42  A child is receiving instruction in the TEKS at grade level, but the questions answered previously indicate that TAKS is not an appropriate measure of the student’s achievement.  What is the decision?

43  Consensus,   Non-consensus,  and Chaos

44  Effectively there are only 2 parties present at an ARD meeting—the school and the parent.  Consensus occurs when the school and parent are in agreement.  Non-consensus occurs when the school and parent do not agree.  Chaos occurs when various members of the schools do not agree!!

45  When consensus is achieved, the school goes forth and implements the agreed upon services, supports, goals and objectives.  It is up to the principal to ensure that all agreed services, supports, goals and objectives are implemented. “I forgot to do that” will not survive a law suit.

46  When non-consensus appears possible, the ARD administrator does the following:  Consider whether the school wants to recess the ARD meeting in order to gather additional information or consider other options.  Offers the parent a recess (unless an AEP Placement is being discussed) for the purpose of gathering additional information or considering other options.  Prior to recessing, schedules the date and time the ARD committee will reconvene within 10 days.

47  If non-consensus ultimately occurs, the administrator must;  Give the parent an opportunity to write down what she/he is disagreeing with;  Tell the parent that the school will implement its recommended services, supports, goals and objectives in 5 school days  Direct staff to implement the school’s recommendations in 5 school days;  Notify the special education office that non-consensus has taken place

48 AAn original ARD for first time placement that reaches a Non- Consensus level will not be implemented in five days!

49  Chaos occurs when various school staff disagree among themselves during an ARD meeting concerning an appropriate plan for the child.  If you begin to sense prior to the ARD that this is likely to happen, a pre-ARD should be scheduled to review the issues so the staff can become unified behind one recommendation.

50  Your goal at the pre-ARD is not to dictate staff agreement, but to facilitate staff agreement.  You listen to the issues leading to disagreement;  You assist staff in listening to each other and understanding each other’s point of view;  You ensure each staff member is considering the needs of the student in light of all the data in hand;  You facilitate staff coming to a unified recommendation.

51  If no pre-ARD takes place and the staff disagrees with each other during the ARD meeting, the administrator must step in and quickly mediate this dispute. “It appears we have conflicting recommendations on the table. Can we come together on this as a staff?”  If the disagreement cannot be quickly mediated, the administrator should consider calling a brief recess so the staff can meet without the parent present in order to develop one unified recommendation.

52 Under no circumstances should school staff be allowed a prolonged disagreement during the ARD committee meeting in front of the parent.

53 Effective ARD Administrators Facilitate ARD; Include parents; Unify ARD committee members behind data- based decisions; Commit the district reasonably and responsibly.
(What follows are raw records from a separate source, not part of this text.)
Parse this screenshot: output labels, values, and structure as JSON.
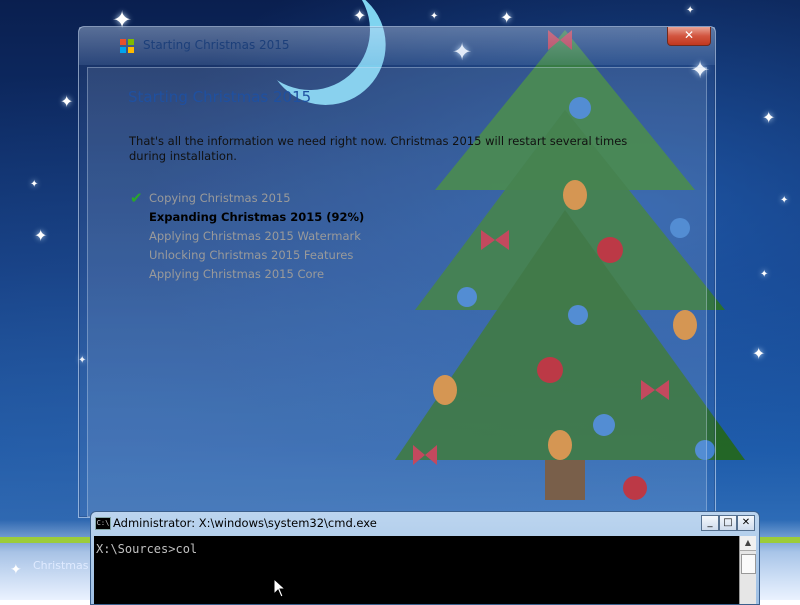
{
  "setup": {
    "window_title": "Starting Christmas 2015",
    "heading": "Starting Christmas 2015",
    "description": "That's all the information we need right now. Christmas 2015 will restart several times during installation.",
    "close_label": "✕",
    "steps": [
      {
        "label": "Copying Christmas 2015",
        "status": "done"
      },
      {
        "label": "Expanding Christmas 2015 (92%)",
        "status": "active"
      },
      {
        "label": "Applying Christmas 2015 Watermark",
        "status": "pending"
      },
      {
        "label": "Unlocking Christmas 2015 Features",
        "status": "pending"
      },
      {
        "label": "Applying Christmas 2015 Core",
        "status": "pending"
      }
    ],
    "checkmark": "✔"
  },
  "cmd": {
    "title": "Administrator: X:\\windows\\system32\\cmd.exe",
    "icon_text": "C:\\",
    "prompt_line": "X:\\Sources>col",
    "min_label": "_",
    "max_label": "□",
    "close_label": "✕"
  },
  "taskbar": {
    "label": "Christmas"
  },
  "colors": {
    "accent": "#1f50a0",
    "check": "#2aa72a",
    "progress": "#9ccc3a"
  }
}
54  A member of the ARD committee should not leave during the meeting if they are required to sign the decision page!!!!!!!!!!!  Brief recess: Rest room break, emergency  “We will take a 10 minute break.”  Long recess: Usually a non-consensus issue. “This ARD will reconvene within 10 school days.” Do you have to set a date at that time?

55  Speech only PPCD  Resource Content mastery  OT PT  VH MT  OHI Autistic  Orthopedic HI  Dyslectic 504 

56   Local Special Education Director

57  Check your district Student Code of Conduct Book.  1/pol.cfm?DisplayPage=FOF(LEGAL).pdf&Query Text=SPECIAL%20ED%20DISCIPLINE 1/pol.cfm?DisplayPage=FOF(LEGAL).pdf&Query Text=SPECIAL%20ED%20DISCIPLINE


Download ppt " Special Education History.  1970 One of every five children with disabilities was allowed to attend public schools  Many states had laws that prevented."

Similar presentations


Ads by Google